Byron York questions who could hold her accountable if Hillary Clinton becomes President.
We already know that Congress seems to have no way of holding a President accountable. But Byron York points out in the Washington Examiner that when it comes to dealing with Federal email, Congress is especially impotent. Ironically, this is partially because of a law they passed.
The Presidential and Federal Records Act Amendments of 2014 clearly states that email used to conduct government business is part of the Federal record. No Federal office holder is supposed to conduct government business using a private email account that isn’t recorded.
Obviously, this is exactly what is at issue with Hillary Clinton’s State Department emails.
But there is a problem. Byron York writes,
That’s pretty clear.
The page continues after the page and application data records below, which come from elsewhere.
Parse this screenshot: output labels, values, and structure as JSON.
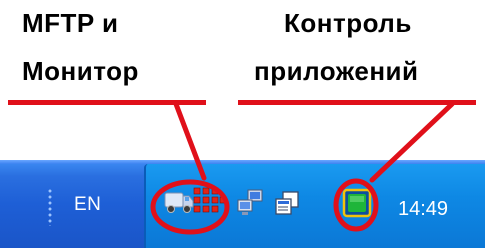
{
  "annotations": {
    "left_label_line1": "MFTP и",
    "left_label_line2": "Монитор",
    "right_label_line1": "Контроль",
    "right_label_line2": "приложений"
  },
  "taskbar": {
    "language_indicator": "EN",
    "clock": "14:49",
    "tray_icons": [
      {
        "name": "mftp-truck-icon"
      },
      {
        "name": "monitor-grid-icon"
      },
      {
        "name": "network-icon"
      },
      {
        "name": "copy-windows-icon"
      },
      {
        "name": "app-control-icon"
      }
    ]
  },
  "colors": {
    "annotation_red": "#e0101a",
    "taskbar_blue": "#1e5fd6",
    "tray_blue": "#0e88e4",
    "app_control_green": "#1fb53a"
  }
}
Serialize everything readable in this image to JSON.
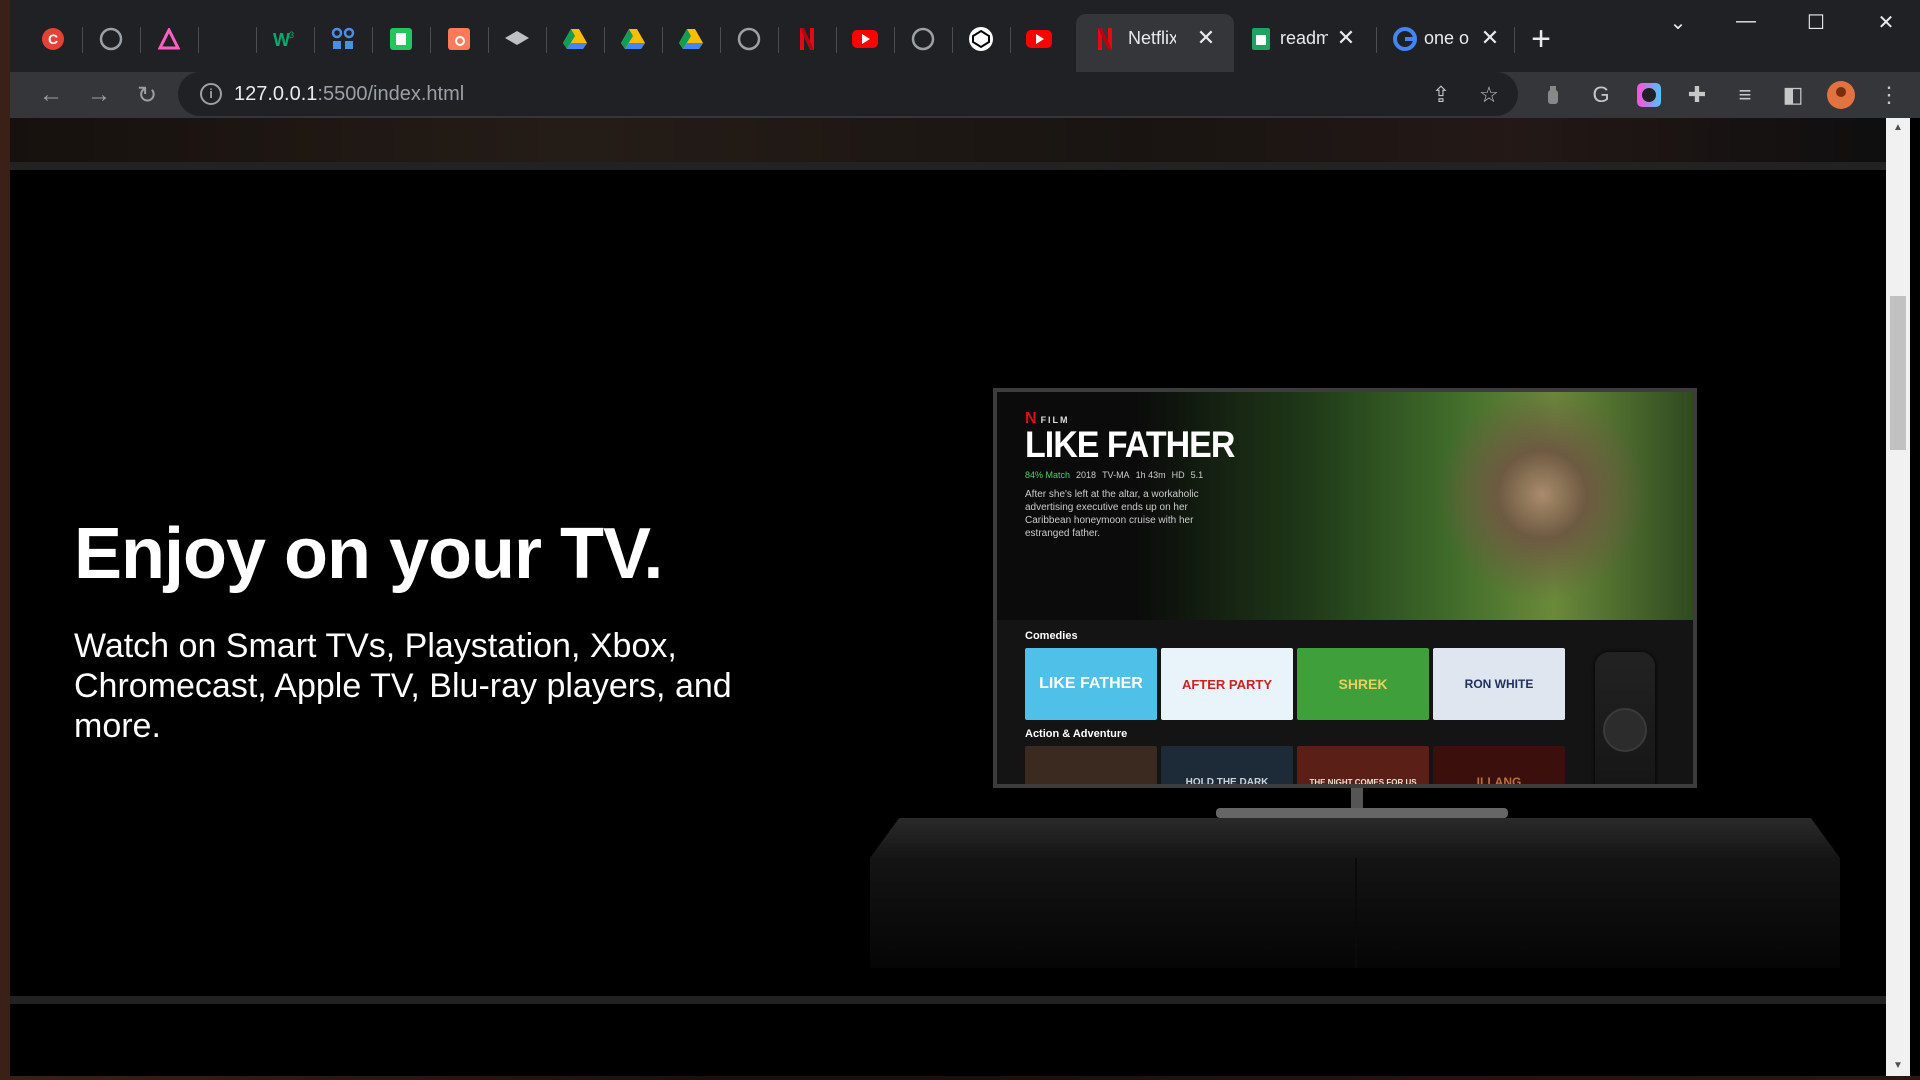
{
  "browser": {
    "tabs": [
      {
        "icon": "c-logo-icon",
        "color": "#e34234"
      },
      {
        "icon": "github-icon",
        "color": "#9aa0a6"
      },
      {
        "icon": "rainbow-a-icon",
        "color": "#ff5ec4"
      },
      {
        "icon": "blank-icon",
        "color": "#202124"
      },
      {
        "icon": "w3-icon",
        "color": "#04aa6d"
      },
      {
        "icon": "grid-icon",
        "color": "#4a90e2"
      },
      {
        "icon": "green-square-icon",
        "color": "#22c55e"
      },
      {
        "icon": "hubspot-icon",
        "color": "#ff7a59"
      },
      {
        "icon": "layers-icon",
        "color": "#bdc1c6"
      },
      {
        "icon": "drive-icon",
        "color": "#fbbc04"
      },
      {
        "icon": "drive-icon",
        "color": "#fbbc04"
      },
      {
        "icon": "drive-icon",
        "color": "#fbbc04"
      },
      {
        "icon": "github-icon",
        "color": "#9aa0a6"
      },
      {
        "icon": "netflix-icon",
        "color": "#e50914"
      },
      {
        "icon": "youtube-icon",
        "color": "#ff0000"
      },
      {
        "icon": "github-icon",
        "color": "#9aa0a6"
      },
      {
        "icon": "codepen-icon",
        "color": "#ffffff"
      },
      {
        "icon": "youtube-icon",
        "color": "#ff0000"
      }
    ],
    "open_tabs": [
      {
        "title": "Netflix",
        "icon": "netflix-icon",
        "active": true
      },
      {
        "title": "readme",
        "icon": "sheets-icon",
        "active": false
      },
      {
        "title": "one o",
        "icon": "google-icon",
        "active": false
      }
    ],
    "url_host": "127.0.0.1",
    "url_path": ":5500/index.html"
  },
  "page": {
    "headline": "Enjoy on your TV.",
    "subline": "Watch on Smart TVs, Playstation, Xbox, Chromecast, Apple TV, Blu-ray players, and more."
  },
  "tv": {
    "badge": "N",
    "badge_label": "FILM",
    "title": "LIKE FATHER",
    "match": "84% Match",
    "year": "2018",
    "rating": "TV-MA",
    "duration": "1h 43m",
    "quality": "HD",
    "audio": "5.1",
    "description": "After she's left at the altar, a workaholic advertising executive ends up on her Caribbean honeymoon cruise with her estranged father.",
    "row1_label": "Comedies",
    "row2_label": "Action & Adventure",
    "row1": [
      "LIKE FATHER",
      "AFTER PARTY",
      "SHREK",
      "RON WHITE"
    ],
    "row2": [
      "",
      "HOLD THE DARK",
      "THE NIGHT COMES FOR US",
      "ILLANG"
    ]
  }
}
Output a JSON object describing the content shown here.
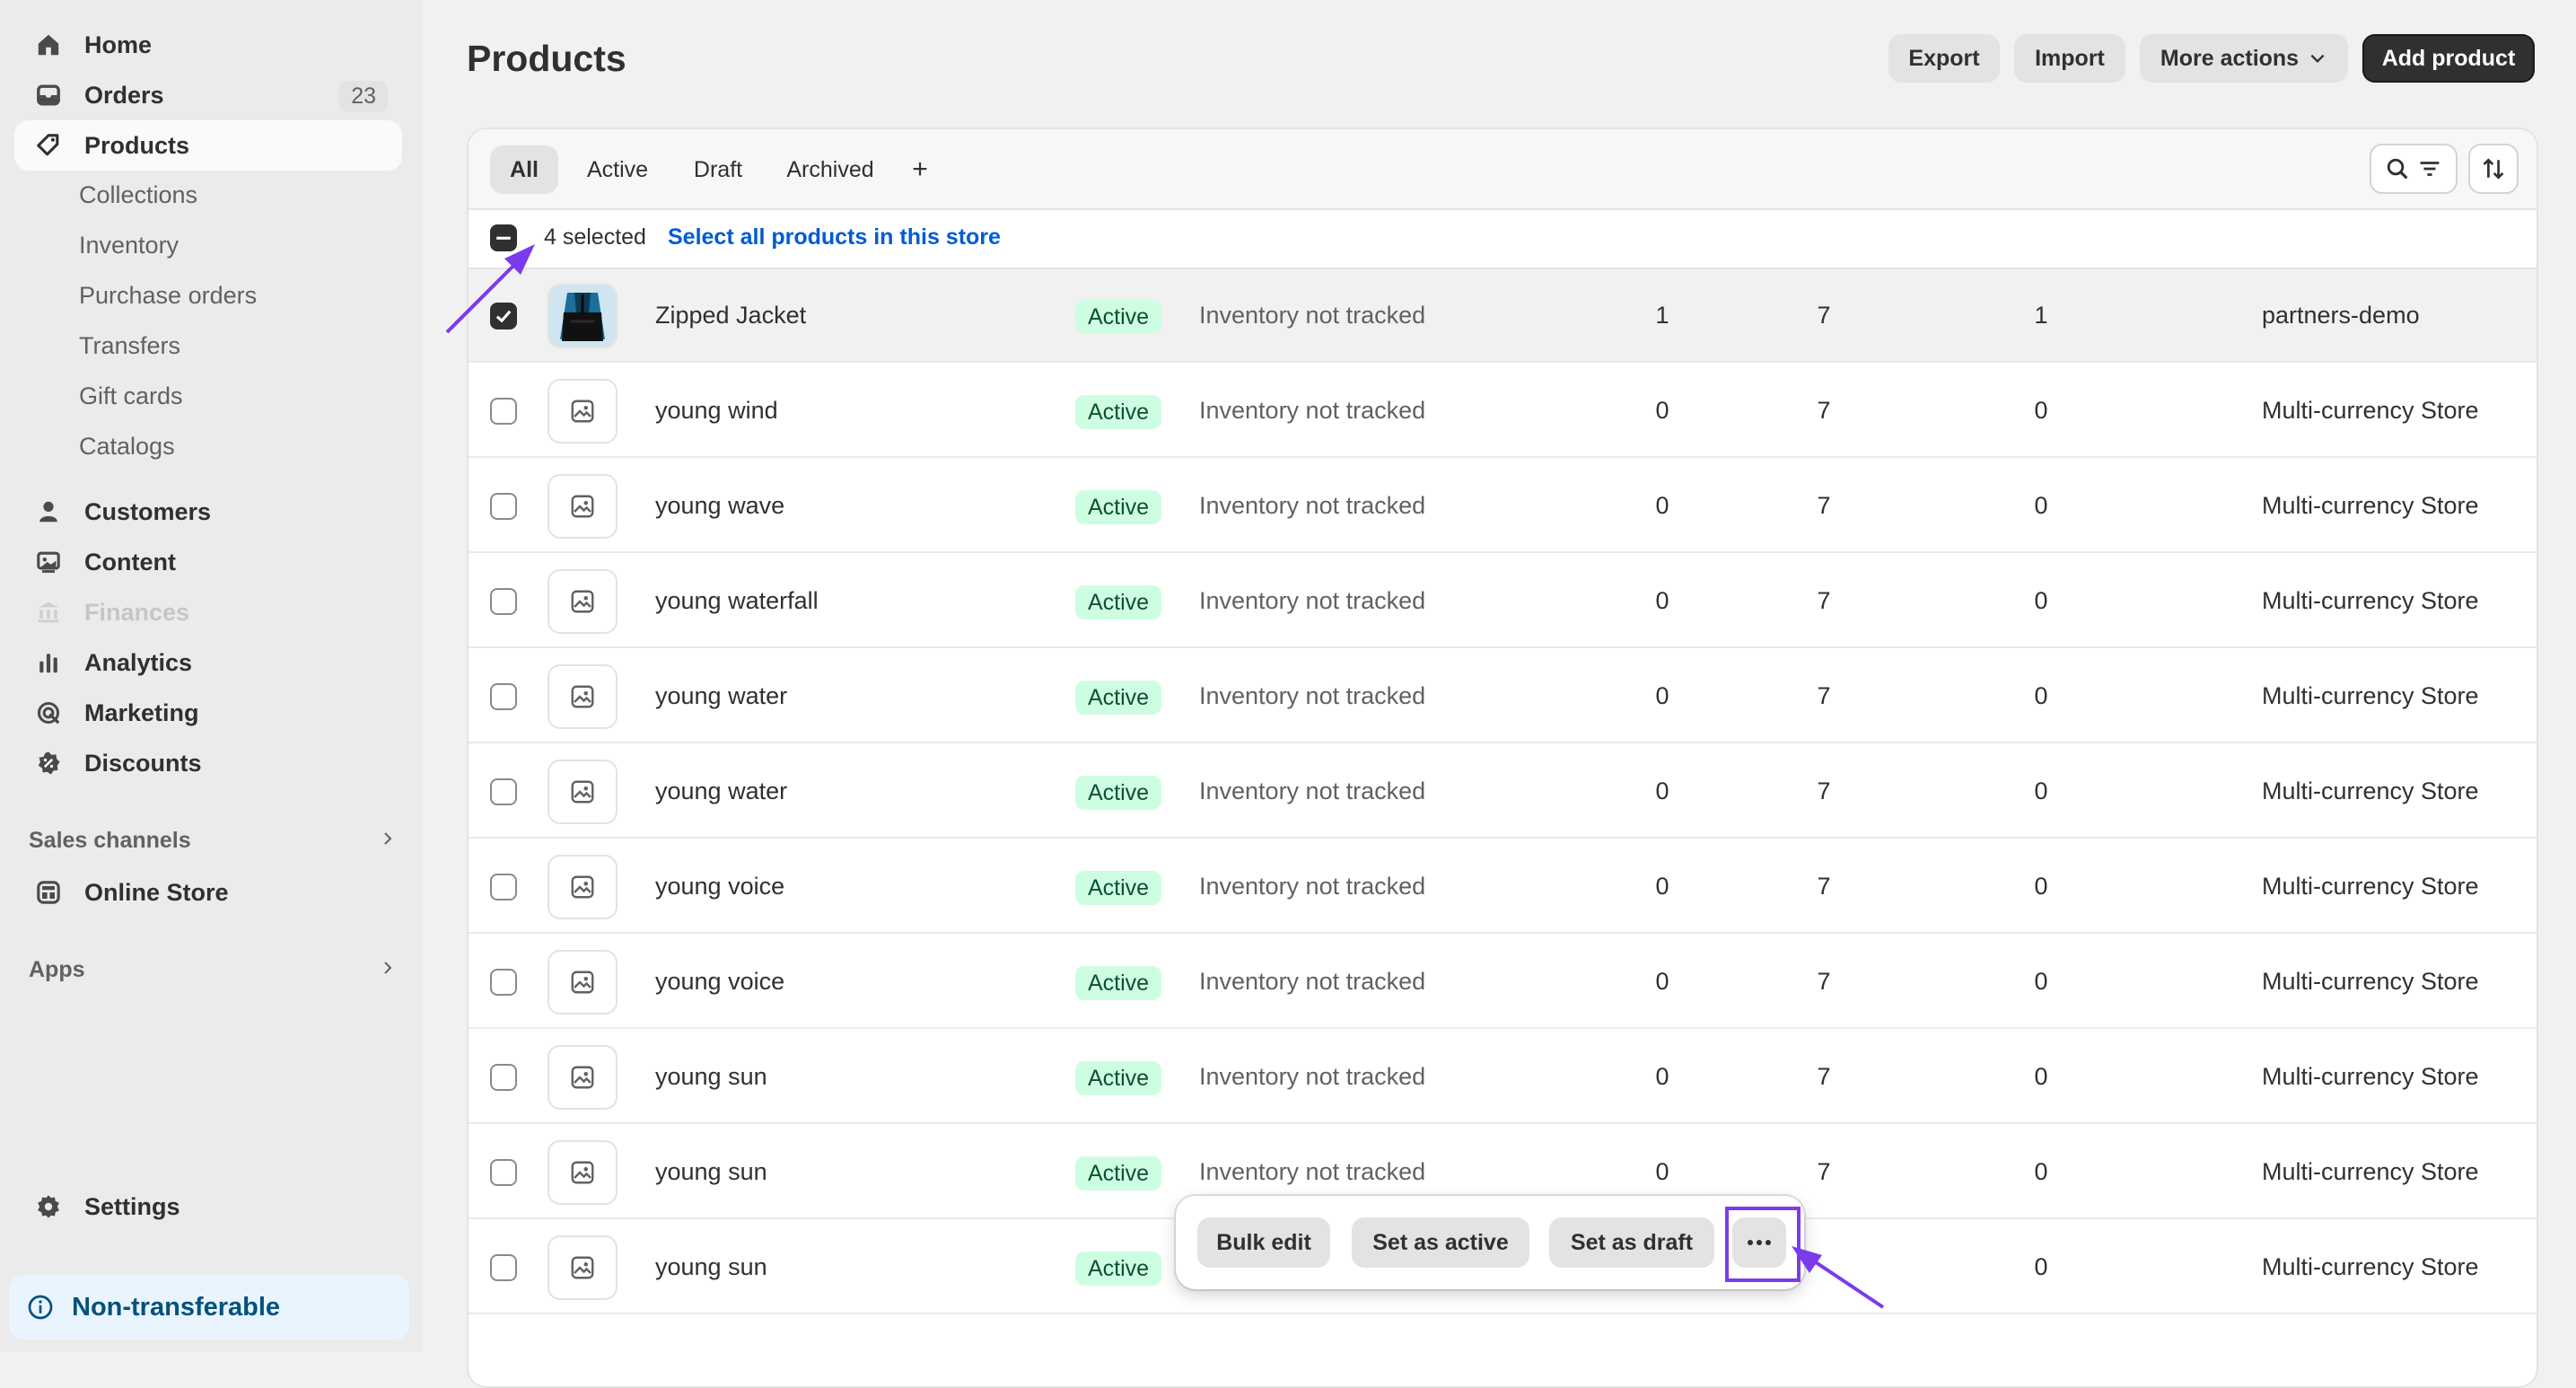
{
  "sidebar": {
    "items": [
      {
        "label": "Home",
        "icon": "home-icon"
      },
      {
        "label": "Orders",
        "icon": "orders-icon",
        "badge": "23"
      },
      {
        "label": "Products",
        "icon": "tag-icon",
        "active": true
      }
    ],
    "sub_items": [
      "Collections",
      "Inventory",
      "Purchase orders",
      "Transfers",
      "Gift cards",
      "Catalogs"
    ],
    "items2": [
      {
        "label": "Customers",
        "icon": "person-icon"
      },
      {
        "label": "Content",
        "icon": "content-icon"
      },
      {
        "label": "Finances",
        "icon": "bank-icon",
        "disabled": true
      },
      {
        "label": "Analytics",
        "icon": "bar-chart-icon"
      },
      {
        "label": "Marketing",
        "icon": "target-icon"
      },
      {
        "label": "Discounts",
        "icon": "discount-icon"
      }
    ],
    "sales_channels_label": "Sales channels",
    "online_store_label": "Online Store",
    "apps_label": "Apps",
    "settings_label": "Settings",
    "non_transferable_label": "Non-transferable"
  },
  "header": {
    "title": "Products",
    "export_label": "Export",
    "import_label": "Import",
    "more_actions_label": "More actions",
    "add_product_label": "Add product"
  },
  "tabs": [
    "All",
    "Active",
    "Draft",
    "Archived",
    "+"
  ],
  "selection": {
    "count_label": "4 selected",
    "select_all_label": "Select all products in this store"
  },
  "rows": [
    {
      "name": "Zipped Jacket",
      "status": "Active",
      "inventory": "Inventory not tracked",
      "c1": "1",
      "c2": "7",
      "c3": "1",
      "vendor": "partners-demo",
      "checked": true,
      "has_image": true
    },
    {
      "name": "young wind",
      "status": "Active",
      "inventory": "Inventory not tracked",
      "c1": "0",
      "c2": "7",
      "c3": "0",
      "vendor": "Multi-currency Store",
      "checked": false
    },
    {
      "name": "young wave",
      "status": "Active",
      "inventory": "Inventory not tracked",
      "c1": "0",
      "c2": "7",
      "c3": "0",
      "vendor": "Multi-currency Store",
      "checked": false
    },
    {
      "name": "young waterfall",
      "status": "Active",
      "inventory": "Inventory not tracked",
      "c1": "0",
      "c2": "7",
      "c3": "0",
      "vendor": "Multi-currency Store",
      "checked": false
    },
    {
      "name": "young water",
      "status": "Active",
      "inventory": "Inventory not tracked",
      "c1": "0",
      "c2": "7",
      "c3": "0",
      "vendor": "Multi-currency Store",
      "checked": false
    },
    {
      "name": "young water",
      "status": "Active",
      "inventory": "Inventory not tracked",
      "c1": "0",
      "c2": "7",
      "c3": "0",
      "vendor": "Multi-currency Store",
      "checked": false
    },
    {
      "name": "young voice",
      "status": "Active",
      "inventory": "Inventory not tracked",
      "c1": "0",
      "c2": "7",
      "c3": "0",
      "vendor": "Multi-currency Store",
      "checked": false
    },
    {
      "name": "young voice",
      "status": "Active",
      "inventory": "Inventory not tracked",
      "c1": "0",
      "c2": "7",
      "c3": "0",
      "vendor": "Multi-currency Store",
      "checked": false
    },
    {
      "name": "young sun",
      "status": "Active",
      "inventory": "Inventory not tracked",
      "c1": "0",
      "c2": "7",
      "c3": "0",
      "vendor": "Multi-currency Store",
      "checked": false
    },
    {
      "name": "young sun",
      "status": "Active",
      "inventory": "Inventory not tracked",
      "c1": "0",
      "c2": "7",
      "c3": "0",
      "vendor": "Multi-currency Store",
      "checked": false
    },
    {
      "name": "young sun",
      "status": "Active",
      "inventory": "",
      "c1": "",
      "c2": "",
      "c3": "0",
      "vendor": "Multi-currency Store",
      "checked": false
    }
  ],
  "bulk_actions": {
    "bulk_edit_label": "Bulk edit",
    "set_active_label": "Set as active",
    "set_draft_label": "Set as draft"
  },
  "colors": {
    "accent": "#7c3aed",
    "primary_button": "#303030",
    "active_badge_bg": "#cdfee1",
    "active_badge_text": "#0c5132",
    "link": "#005bd3"
  }
}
All presidential communications must be preserved in a timely fashion.
The next paragraph of the law stipulates that federal employees who intentionally violate the Presidential Records Act are subject to “disciplinary action” as determined by the “appropriate supervisor.” Such punishments can include suspensions and cuts in pay and rank.
None of that, of course, applies to the president of the United States. As far as the chief executive is concerned, there’s no enforcement mechanism in the law.
“The Presidential Records Act is set up on the notion — like all of our laws — that people are going to comply,” notes a lawyer who follows these issues after service in the Justice Department in both the Reagan and George H.W. Bush administrations. “There isn’t really a clear legal way to hold the president accountable for this stuff.”
I really doubt this fact was missed by Barack Obama or his attorneys. But if, by some small chance, he is not doing Presidential business on a secret server, we can be quite sure that will be the practice of Hillary Clinton once she becomes President. If she was willing to do it as the Secretary of State then she will obviously be willing to do it when she gets an even more powerful position. Who would stop her? The only thing she might try to avoid is letting the public find out.
“Ultimately, this relies on the presence of some ethical people around the president, who feel obliged to blow the whistle on wrongdoing they can’t rectify internally,” says Bradford Berenson, who served in the George W. Bush White House counsel’s office, “plus congressional overseers (dependent upon the opposite party having one house of Congress), and finally, the press.”
I really doubt any of that will do much to stop her.